● Material provided
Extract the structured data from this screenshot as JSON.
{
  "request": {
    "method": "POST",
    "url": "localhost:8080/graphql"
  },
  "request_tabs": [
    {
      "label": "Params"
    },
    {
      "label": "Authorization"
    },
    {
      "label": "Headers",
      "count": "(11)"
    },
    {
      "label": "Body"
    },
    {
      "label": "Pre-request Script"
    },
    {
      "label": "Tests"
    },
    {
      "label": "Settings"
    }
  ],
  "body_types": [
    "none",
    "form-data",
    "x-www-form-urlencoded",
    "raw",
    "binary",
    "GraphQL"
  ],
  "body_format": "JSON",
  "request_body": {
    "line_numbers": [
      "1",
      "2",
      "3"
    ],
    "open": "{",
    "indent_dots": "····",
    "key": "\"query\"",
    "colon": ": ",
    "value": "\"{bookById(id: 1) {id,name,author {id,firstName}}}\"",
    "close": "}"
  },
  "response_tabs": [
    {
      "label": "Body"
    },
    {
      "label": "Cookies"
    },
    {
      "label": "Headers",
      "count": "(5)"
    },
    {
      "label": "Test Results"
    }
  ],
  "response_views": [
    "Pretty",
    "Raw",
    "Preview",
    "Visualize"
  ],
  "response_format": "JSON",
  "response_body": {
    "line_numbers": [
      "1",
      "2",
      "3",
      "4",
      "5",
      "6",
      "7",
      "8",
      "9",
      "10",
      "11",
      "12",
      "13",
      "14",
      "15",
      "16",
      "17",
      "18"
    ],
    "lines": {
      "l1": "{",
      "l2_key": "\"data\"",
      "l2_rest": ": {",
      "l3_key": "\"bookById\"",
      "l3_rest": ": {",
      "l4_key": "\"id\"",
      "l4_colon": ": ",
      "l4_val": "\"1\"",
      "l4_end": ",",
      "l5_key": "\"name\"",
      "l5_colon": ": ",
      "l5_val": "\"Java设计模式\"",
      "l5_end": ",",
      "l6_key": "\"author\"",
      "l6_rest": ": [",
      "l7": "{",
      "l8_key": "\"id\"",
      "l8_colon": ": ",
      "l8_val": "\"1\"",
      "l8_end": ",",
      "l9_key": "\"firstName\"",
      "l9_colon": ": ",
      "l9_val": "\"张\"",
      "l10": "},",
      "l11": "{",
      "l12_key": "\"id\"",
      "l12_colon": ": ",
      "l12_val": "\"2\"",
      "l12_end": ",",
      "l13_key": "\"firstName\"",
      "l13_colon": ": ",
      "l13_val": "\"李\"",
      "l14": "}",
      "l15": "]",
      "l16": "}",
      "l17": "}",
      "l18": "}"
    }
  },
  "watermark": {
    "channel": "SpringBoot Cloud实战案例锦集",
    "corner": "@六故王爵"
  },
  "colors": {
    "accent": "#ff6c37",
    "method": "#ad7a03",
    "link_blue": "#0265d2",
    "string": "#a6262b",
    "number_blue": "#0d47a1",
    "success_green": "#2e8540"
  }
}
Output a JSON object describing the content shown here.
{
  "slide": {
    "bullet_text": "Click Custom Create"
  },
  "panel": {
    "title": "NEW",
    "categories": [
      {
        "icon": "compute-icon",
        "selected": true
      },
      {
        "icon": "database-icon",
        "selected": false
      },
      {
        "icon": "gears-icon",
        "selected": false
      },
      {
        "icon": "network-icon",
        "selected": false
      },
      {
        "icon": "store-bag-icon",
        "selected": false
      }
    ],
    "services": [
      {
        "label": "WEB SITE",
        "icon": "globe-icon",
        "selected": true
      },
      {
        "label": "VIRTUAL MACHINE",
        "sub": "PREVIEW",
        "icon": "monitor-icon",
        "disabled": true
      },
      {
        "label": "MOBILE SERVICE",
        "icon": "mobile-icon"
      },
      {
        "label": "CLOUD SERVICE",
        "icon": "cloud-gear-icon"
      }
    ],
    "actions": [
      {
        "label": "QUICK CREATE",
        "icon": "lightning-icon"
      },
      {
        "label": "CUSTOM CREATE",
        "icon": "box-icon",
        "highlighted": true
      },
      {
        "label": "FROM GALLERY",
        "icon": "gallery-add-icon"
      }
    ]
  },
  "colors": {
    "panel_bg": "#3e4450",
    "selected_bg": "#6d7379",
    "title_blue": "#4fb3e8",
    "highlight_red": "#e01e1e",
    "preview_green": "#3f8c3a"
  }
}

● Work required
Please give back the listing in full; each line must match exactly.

● Exercise solution
Extract the structured data from this screenshot as JSON.
{
  "request": {
    "method": "POST",
    "url": "localhost:8080/graphql"
  },
  "request_tabs": [
    {
      "label": "Params"
    },
    {
      "label": "Authorization"
    },
    {
      "label": "Headers",
      "count": "(11)"
    },
    {
      "label": "Body"
    },
    {
      "label": "Pre-request Script"
    },
    {
      "label": "Tests"
    },
    {
      "label": "Settings"
    }
  ],
  "body_types": [
    "none",
    "form-data",
    "x-www-form-urlencoded",
    "raw",
    "binary",
    "GraphQL"
  ],
  "body_format": "JSON",
  "request_body": {
    "line_numbers": [
      "1",
      "2",
      "3"
    ],
    "open": "{",
    "indent_dots": "····",
    "key": "\"query\"",
    "colon": ": ",
    "value": "\"{bookById(id: 1) {id,name,author {id,firstName}}}\"",
    "close": "}"
  },
  "response_tabs": [
    {
      "label": "Body"
    },
    {
      "label": "Cookies"
    },
    {
      "label": "Headers",
      "count": "(5)"
    },
    {
      "label": "Test Results"
    }
  ],
  "response_views": [
    "Pretty",
    "Raw",
    "Preview",
    "Visualize"
  ],
  "response_format": "JSON",
  "response_body": {
    "line_numbers": [
      "1",
      "2",
      "3",
      "4",
      "5",
      "6",
      "7",
      "8",
      "9",
      "10",
      "11",
      "12",
      "13",
      "14",
      "15",
      "16",
      "17",
      "18"
    ],
    "lines": {
      "l1": "{",
      "l2_key": "\"data\"",
      "l2_rest": ": {",
      "l3_key": "\"bookById\"",
      "l3_rest": ": {",
      "l4_key": "\"id\"",
      "l4_colon": ": ",
      "l4_val": "\"1\"",
      "l4_end": ",",
      "l5_key": "\"name\"",
      "l5_colon": ": ",
      "l5_val": "\"Java设计模式\"",
      "l5_end": ",",
      "l6_key": "\"author\"",
      "l6_rest": ": [",
      "l7": "{",
      "l8_key": "\"id\"",
      "l8_colon": ": ",
      "l8_val": "\"1\"",
      "l8_end": ",",
      "l9_key": "\"firstName\"",
      "l9_colon": ": ",
      "l9_val": "\"张\"",
      "l10": "},",
      "l11": "{",
      "l12_key": "\"id\"",
      "l12_colon": ": ",
      "l12_val": "\"2\"",
      "l12_end": ",",
      "l13_key": "\"firstName\"",
      "l13_colon": ": ",
      "l13_val": "\"李\"",
      "l14": "}",
      "l15": "]",
      "l16": "}",
      "l17": "}",
      "l18": "}"
    }
  },
  "watermark": {
    "channel": "SpringBoot Cloud实战案例锦集",
    "corner": "@六故王爵"
  },
  "colors": {
    "accent": "#ff6c37",
    "method": "#ad7a03",
    "link_blue": "#0265d2",
    "string": "#a6262b",
    "number_blue": "#0d47a1",
    "success_green": "#2e8540"
  }
}
Output a JSON object describing the content shown here.
{
  "slide": {
    "bullet_text": "Click Custom Create"
  },
  "panel": {
    "title": "NEW",
    "categories": [
      {
        "icon": "compute-icon",
        "selected": true
      },
      {
        "icon": "database-icon",
        "selected": false
      },
      {
        "icon": "gears-icon",
        "selected": false
      },
      {
        "icon": "network-icon",
        "selected": false
      },
      {
        "icon": "store-bag-icon",
        "selected": false
      }
    ],
    "services": [
      {
        "label": "WEB SITE",
        "icon": "globe-icon",
        "selected": true
      },
      {
        "label": "VIRTUAL MACHINE",
        "sub": "PREVIEW",
        "icon": "monitor-icon",
        "disabled": true
      },
      {
        "label": "MOBILE SERVICE",
        "icon": "mobile-icon"
      },
      {
        "label": "CLOUD SERVICE",
        "icon": "cloud-gear-icon"
      }
    ],
    "actions": [
      {
        "label": "QUICK CREATE",
        "icon": "lightning-icon"
      },
      {
        "label": "CUSTOM CREATE",
        "icon": "box-icon",
        "highlighted": true
      },
      {
        "label": "FROM GALLERY",
        "icon": "gallery-add-icon"
      }
    ]
  },
  "colors": {
    "panel_bg": "#3e4450",
    "selected_bg": "#6d7379",
    "title_blue": "#4fb3e8",
    "highlight_red": "#e01e1e",
    "preview_green": "#3f8c3a"
  }
}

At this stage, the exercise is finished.